• What the task asks
Every entry below must be retyped exactly, and the pictures must be left out.

• Information given
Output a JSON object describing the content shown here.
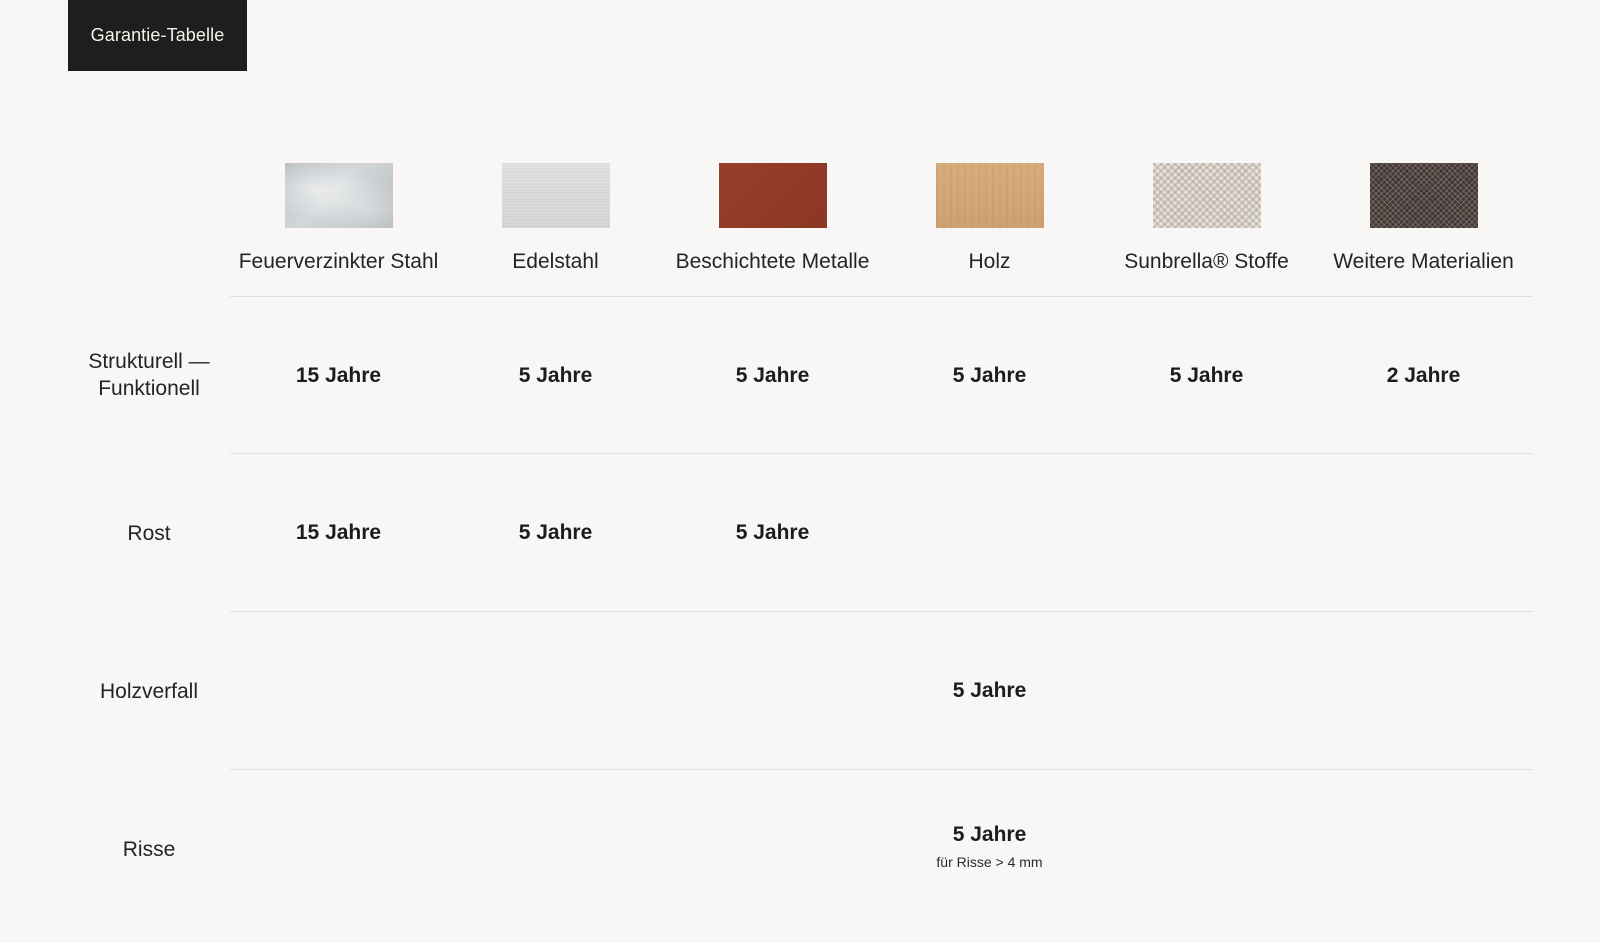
{
  "tab": {
    "label": "Garantie-Tabelle"
  },
  "materials": [
    {
      "label": "Feuerverzinkter Stahl",
      "swatch": "galvanized-steel-swatch"
    },
    {
      "label": "Edelstahl",
      "swatch": "stainless-steel-swatch"
    },
    {
      "label": "Beschichtete Metalle",
      "swatch": "coated-metal-swatch",
      "color": "#8f3b27"
    },
    {
      "label": "Holz",
      "swatch": "wood-swatch",
      "color": "#d4a877"
    },
    {
      "label": "Sunbrella® Stoffe",
      "swatch": "fabric-swatch",
      "color": "#e2ddd5"
    },
    {
      "label": "Weitere Materialien",
      "swatch": "other-material-swatch",
      "color": "#3f3836"
    }
  ],
  "rows": [
    {
      "label": "Strukturell — Funktionell",
      "values": [
        "15 Jahre",
        "5 Jahre",
        "5 Jahre",
        "5 Jahre",
        "5 Jahre",
        "2 Jahre"
      ]
    },
    {
      "label": "Rost",
      "values": [
        "15 Jahre",
        "5 Jahre",
        "5 Jahre",
        "",
        "",
        ""
      ]
    },
    {
      "label": "Holzverfall",
      "values": [
        "",
        "",
        "",
        "5 Jahre",
        "",
        ""
      ]
    },
    {
      "label": "Risse",
      "values": [
        "",
        "",
        "",
        "5 Jahre",
        "",
        ""
      ],
      "note": "für Risse > 4 mm"
    }
  ]
}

• Expected output
Output a JSON object describing the content shown here.
{
  "tab": {
    "label": "Garantie-Tabelle"
  },
  "materials": [
    {
      "label": "Feuerverzinkter Stahl",
      "swatch": "galvanized-steel-swatch"
    },
    {
      "label": "Edelstahl",
      "swatch": "stainless-steel-swatch"
    },
    {
      "label": "Beschichtete Metalle",
      "swatch": "coated-metal-swatch",
      "color": "#8f3b27"
    },
    {
      "label": "Holz",
      "swatch": "wood-swatch",
      "color": "#d4a877"
    },
    {
      "label": "Sunbrella® Stoffe",
      "swatch": "fabric-swatch",
      "color": "#e2ddd5"
    },
    {
      "label": "Weitere Materialien",
      "swatch": "other-material-swatch",
      "color": "#3f3836"
    }
  ],
  "rows": [
    {
      "label": "Strukturell — Funktionell",
      "values": [
        "15 Jahre",
        "5 Jahre",
        "5 Jahre",
        "5 Jahre",
        "5 Jahre",
        "2 Jahre"
      ]
    },
    {
      "label": "Rost",
      "values": [
        "15 Jahre",
        "5 Jahre",
        "5 Jahre",
        "",
        "",
        ""
      ]
    },
    {
      "label": "Holzverfall",
      "values": [
        "",
        "",
        "",
        "5 Jahre",
        "",
        ""
      ]
    },
    {
      "label": "Risse",
      "values": [
        "",
        "",
        "",
        "5 Jahre",
        "",
        ""
      ],
      "note": "für Risse > 4 mm"
    }
  ]
}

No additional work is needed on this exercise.